Brief
Give back each entry verbatim.

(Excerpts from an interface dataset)
BEGIN
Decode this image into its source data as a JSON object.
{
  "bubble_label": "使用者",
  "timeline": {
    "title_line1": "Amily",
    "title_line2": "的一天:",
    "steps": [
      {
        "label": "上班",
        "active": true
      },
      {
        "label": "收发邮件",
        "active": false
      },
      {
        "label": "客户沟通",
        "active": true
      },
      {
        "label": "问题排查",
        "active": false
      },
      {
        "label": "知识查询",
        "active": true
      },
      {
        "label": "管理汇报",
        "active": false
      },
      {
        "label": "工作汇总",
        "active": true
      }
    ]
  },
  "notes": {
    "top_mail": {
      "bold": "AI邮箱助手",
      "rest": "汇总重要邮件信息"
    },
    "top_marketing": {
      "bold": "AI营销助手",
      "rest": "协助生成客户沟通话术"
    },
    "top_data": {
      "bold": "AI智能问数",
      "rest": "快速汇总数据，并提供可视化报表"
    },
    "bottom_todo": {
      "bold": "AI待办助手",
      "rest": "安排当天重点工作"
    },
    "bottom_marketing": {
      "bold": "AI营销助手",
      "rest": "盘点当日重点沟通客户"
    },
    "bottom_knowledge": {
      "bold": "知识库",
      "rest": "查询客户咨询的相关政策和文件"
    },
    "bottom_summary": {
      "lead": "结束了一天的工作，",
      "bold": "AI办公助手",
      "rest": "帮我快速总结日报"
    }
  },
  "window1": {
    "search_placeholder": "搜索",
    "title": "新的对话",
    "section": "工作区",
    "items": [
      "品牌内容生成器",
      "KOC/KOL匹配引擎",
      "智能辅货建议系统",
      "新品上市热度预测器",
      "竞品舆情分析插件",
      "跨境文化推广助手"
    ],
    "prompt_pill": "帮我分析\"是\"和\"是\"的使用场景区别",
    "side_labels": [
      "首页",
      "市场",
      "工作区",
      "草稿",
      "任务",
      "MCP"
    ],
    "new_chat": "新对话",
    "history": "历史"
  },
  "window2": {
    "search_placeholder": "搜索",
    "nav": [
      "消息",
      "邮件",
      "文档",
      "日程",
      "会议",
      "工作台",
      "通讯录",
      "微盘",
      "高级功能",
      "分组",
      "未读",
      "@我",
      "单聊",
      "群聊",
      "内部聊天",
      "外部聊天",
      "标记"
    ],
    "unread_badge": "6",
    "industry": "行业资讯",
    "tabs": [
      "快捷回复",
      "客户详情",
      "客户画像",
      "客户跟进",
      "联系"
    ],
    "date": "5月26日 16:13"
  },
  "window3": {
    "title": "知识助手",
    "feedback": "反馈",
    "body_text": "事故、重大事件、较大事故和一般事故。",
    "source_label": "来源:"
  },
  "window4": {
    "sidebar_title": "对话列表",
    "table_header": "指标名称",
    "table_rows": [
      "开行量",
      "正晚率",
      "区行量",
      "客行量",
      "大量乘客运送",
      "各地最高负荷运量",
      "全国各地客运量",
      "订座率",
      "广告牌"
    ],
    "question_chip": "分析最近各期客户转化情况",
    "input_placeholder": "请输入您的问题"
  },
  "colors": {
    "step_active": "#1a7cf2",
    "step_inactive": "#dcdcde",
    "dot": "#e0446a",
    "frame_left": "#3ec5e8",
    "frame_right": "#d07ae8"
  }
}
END
Result
Decode this image into its source data as a JSON object.
{
  "bubble_label": "使用者",
  "timeline": {
    "title_line1": "Amily",
    "title_line2": "的一天:",
    "steps": [
      {
        "label": "上班",
        "active": true
      },
      {
        "label": "收发邮件",
        "active": false
      },
      {
        "label": "客户沟通",
        "active": true
      },
      {
        "label": "问题排查",
        "active": false
      },
      {
        "label": "知识查询",
        "active": true
      },
      {
        "label": "管理汇报",
        "active": false
      },
      {
        "label": "工作汇总",
        "active": true
      }
    ]
  },
  "notes": {
    "top_mail": {
      "bold": "AI邮箱助手",
      "rest": "汇总重要邮件信息"
    },
    "top_marketing": {
      "bold": "AI营销助手",
      "rest": "协助生成客户沟通话术"
    },
    "top_data": {
      "bold": "AI智能问数",
      "rest": "快速汇总数据，并提供可视化报表"
    },
    "bottom_todo": {
      "bold": "AI待办助手",
      "rest": "安排当天重点工作"
    },
    "bottom_marketing": {
      "bold": "AI营销助手",
      "rest": "盘点当日重点沟通客户"
    },
    "bottom_knowledge": {
      "bold": "知识库",
      "rest": "查询客户咨询的相关政策和文件"
    },
    "bottom_summary": {
      "lead": "结束了一天的工作，",
      "bold": "AI办公助手",
      "rest": "帮我快速总结日报"
    }
  },
  "window1": {
    "search_placeholder": "搜索",
    "title": "新的对话",
    "section": "工作区",
    "items": [
      "品牌内容生成器",
      "KOC/KOL匹配引擎",
      "智能辅货建议系统",
      "新品上市热度预测器",
      "竞品舆情分析插件",
      "跨境文化推广助手"
    ],
    "prompt_pill": "帮我分析\"是\"和\"是\"的使用场景区别",
    "side_labels": [
      "首页",
      "市场",
      "工作区",
      "草稿",
      "任务",
      "MCP"
    ],
    "new_chat": "新对话",
    "history": "历史"
  },
  "window2": {
    "search_placeholder": "搜索",
    "nav": [
      "消息",
      "邮件",
      "文档",
      "日程",
      "会议",
      "工作台",
      "通讯录",
      "微盘",
      "高级功能",
      "分组",
      "未读",
      "@我",
      "单聊",
      "群聊",
      "内部聊天",
      "外部聊天",
      "标记"
    ],
    "unread_badge": "6",
    "industry": "行业资讯",
    "tabs": [
      "快捷回复",
      "客户详情",
      "客户画像",
      "客户跟进",
      "联系"
    ],
    "date": "5月26日 16:13"
  },
  "window3": {
    "title": "知识助手",
    "feedback": "反馈",
    "body_text": "事故、重大事件、较大事故和一般事故。",
    "source_label": "来源:"
  },
  "window4": {
    "sidebar_title": "对话列表",
    "table_header": "指标名称",
    "table_rows": [
      "开行量",
      "正晚率",
      "区行量",
      "客行量",
      "大量乘客运送",
      "各地最高负荷运量",
      "全国各地客运量",
      "订座率",
      "广告牌"
    ],
    "question_chip": "分析最近各期客户转化情况",
    "input_placeholder": "请输入您的问题"
  },
  "colors": {
    "step_active": "#1a7cf2",
    "step_inactive": "#dcdcde",
    "dot": "#e0446a",
    "frame_left": "#3ec5e8",
    "frame_right": "#d07ae8"
  }
}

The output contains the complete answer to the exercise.